■ **WORK TO BE COMPLETED**
Copy out each line of the material in which the word "text" can be found.

■ **PROVIDED DATA**
#####
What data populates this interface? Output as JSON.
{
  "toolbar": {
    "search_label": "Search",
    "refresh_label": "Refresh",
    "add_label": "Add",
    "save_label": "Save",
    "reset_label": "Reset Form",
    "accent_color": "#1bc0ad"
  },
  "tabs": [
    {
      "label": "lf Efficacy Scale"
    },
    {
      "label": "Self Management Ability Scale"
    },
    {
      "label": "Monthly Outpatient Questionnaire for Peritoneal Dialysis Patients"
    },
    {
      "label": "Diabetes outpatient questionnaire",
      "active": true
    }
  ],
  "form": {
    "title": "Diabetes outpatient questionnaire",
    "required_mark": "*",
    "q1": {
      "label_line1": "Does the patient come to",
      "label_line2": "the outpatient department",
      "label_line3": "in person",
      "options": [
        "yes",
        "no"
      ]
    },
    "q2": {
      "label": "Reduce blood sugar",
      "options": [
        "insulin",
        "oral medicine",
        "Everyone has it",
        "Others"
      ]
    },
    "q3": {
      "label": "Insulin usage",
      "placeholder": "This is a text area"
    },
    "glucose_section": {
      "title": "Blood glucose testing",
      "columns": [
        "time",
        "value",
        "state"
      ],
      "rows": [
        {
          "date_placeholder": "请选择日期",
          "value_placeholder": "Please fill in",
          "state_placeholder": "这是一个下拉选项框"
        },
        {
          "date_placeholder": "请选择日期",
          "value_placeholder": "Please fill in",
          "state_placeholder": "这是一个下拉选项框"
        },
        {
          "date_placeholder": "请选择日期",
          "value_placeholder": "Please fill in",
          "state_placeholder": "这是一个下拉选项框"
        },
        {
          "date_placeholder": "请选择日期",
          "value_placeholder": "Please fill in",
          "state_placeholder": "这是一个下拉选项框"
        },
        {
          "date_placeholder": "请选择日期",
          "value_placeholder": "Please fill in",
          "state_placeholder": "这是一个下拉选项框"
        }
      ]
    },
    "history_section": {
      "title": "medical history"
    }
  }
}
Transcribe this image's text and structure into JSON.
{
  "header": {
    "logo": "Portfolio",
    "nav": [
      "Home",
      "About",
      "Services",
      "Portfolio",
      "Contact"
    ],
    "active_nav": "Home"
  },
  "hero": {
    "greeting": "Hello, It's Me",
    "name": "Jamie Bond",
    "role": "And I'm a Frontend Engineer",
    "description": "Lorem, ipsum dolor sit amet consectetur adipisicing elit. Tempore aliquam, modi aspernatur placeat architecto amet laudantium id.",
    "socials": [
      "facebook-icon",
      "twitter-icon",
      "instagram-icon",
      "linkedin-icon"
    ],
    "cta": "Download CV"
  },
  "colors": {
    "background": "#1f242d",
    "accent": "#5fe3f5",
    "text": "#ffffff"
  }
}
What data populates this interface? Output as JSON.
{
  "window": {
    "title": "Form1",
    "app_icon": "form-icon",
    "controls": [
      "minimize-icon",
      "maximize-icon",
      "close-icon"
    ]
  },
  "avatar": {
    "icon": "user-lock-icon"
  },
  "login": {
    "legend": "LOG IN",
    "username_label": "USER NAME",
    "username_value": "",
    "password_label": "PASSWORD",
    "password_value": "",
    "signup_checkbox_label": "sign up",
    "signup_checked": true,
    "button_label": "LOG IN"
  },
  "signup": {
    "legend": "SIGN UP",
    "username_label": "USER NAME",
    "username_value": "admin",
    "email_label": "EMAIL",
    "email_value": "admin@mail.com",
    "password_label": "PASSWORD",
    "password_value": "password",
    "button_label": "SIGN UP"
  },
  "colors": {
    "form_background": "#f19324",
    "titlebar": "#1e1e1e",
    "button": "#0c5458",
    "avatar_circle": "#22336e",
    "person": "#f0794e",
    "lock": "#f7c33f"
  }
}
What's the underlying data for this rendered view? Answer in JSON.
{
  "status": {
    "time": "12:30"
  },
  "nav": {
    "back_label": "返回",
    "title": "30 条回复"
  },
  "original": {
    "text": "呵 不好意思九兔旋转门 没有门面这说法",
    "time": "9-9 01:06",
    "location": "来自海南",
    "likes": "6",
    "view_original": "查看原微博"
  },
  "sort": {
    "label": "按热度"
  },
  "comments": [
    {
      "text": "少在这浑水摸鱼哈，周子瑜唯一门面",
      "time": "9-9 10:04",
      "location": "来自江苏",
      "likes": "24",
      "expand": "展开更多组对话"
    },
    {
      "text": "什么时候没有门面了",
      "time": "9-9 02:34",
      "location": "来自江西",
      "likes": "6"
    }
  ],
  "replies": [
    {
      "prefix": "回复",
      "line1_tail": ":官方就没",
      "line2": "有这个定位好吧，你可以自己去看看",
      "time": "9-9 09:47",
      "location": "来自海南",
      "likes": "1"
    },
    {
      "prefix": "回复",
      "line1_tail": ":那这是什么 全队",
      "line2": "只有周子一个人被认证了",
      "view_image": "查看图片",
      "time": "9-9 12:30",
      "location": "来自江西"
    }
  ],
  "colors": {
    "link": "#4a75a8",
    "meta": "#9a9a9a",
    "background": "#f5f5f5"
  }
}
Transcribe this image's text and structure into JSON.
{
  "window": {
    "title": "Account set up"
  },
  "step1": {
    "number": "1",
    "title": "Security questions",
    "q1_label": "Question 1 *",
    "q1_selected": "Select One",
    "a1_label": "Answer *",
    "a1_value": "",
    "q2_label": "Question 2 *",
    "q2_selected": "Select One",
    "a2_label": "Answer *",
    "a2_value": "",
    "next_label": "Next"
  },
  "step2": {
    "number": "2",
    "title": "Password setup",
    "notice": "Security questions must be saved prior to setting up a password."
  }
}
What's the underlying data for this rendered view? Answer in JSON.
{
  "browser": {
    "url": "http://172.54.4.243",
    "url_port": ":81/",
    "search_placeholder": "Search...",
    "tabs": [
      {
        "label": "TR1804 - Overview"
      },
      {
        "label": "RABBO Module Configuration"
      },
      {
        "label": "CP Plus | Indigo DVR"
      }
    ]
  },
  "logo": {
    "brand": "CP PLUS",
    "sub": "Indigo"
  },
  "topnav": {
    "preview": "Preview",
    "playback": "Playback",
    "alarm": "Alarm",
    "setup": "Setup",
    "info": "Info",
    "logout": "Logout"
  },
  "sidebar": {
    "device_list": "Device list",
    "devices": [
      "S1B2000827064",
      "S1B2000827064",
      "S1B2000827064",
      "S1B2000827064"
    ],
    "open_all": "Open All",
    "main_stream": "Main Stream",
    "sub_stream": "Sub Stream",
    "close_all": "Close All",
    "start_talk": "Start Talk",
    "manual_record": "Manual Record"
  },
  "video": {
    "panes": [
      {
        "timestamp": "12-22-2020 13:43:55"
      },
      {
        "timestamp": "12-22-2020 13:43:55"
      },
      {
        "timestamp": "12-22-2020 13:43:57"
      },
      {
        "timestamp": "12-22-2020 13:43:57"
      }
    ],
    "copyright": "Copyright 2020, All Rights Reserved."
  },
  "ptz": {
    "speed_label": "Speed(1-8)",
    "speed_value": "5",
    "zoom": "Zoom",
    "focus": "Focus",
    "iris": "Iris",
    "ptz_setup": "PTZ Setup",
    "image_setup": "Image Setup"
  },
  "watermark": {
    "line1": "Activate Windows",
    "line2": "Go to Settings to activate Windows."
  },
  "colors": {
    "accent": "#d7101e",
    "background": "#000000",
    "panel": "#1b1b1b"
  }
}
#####
■ **FINISHED TASK**
      "placeholder": "This is a text area"
Transcribe this image's text and structure into JSON.
    "text": "#ffffff"
    "text": "呵 不好意思九兔旋转门 没有门面这说法",
      "text": "少在这浑水摸鱼哈，周子瑜唯一门面",
      "text": "什么时候没有门面了",
Transcribe this image's text and structure into JSON.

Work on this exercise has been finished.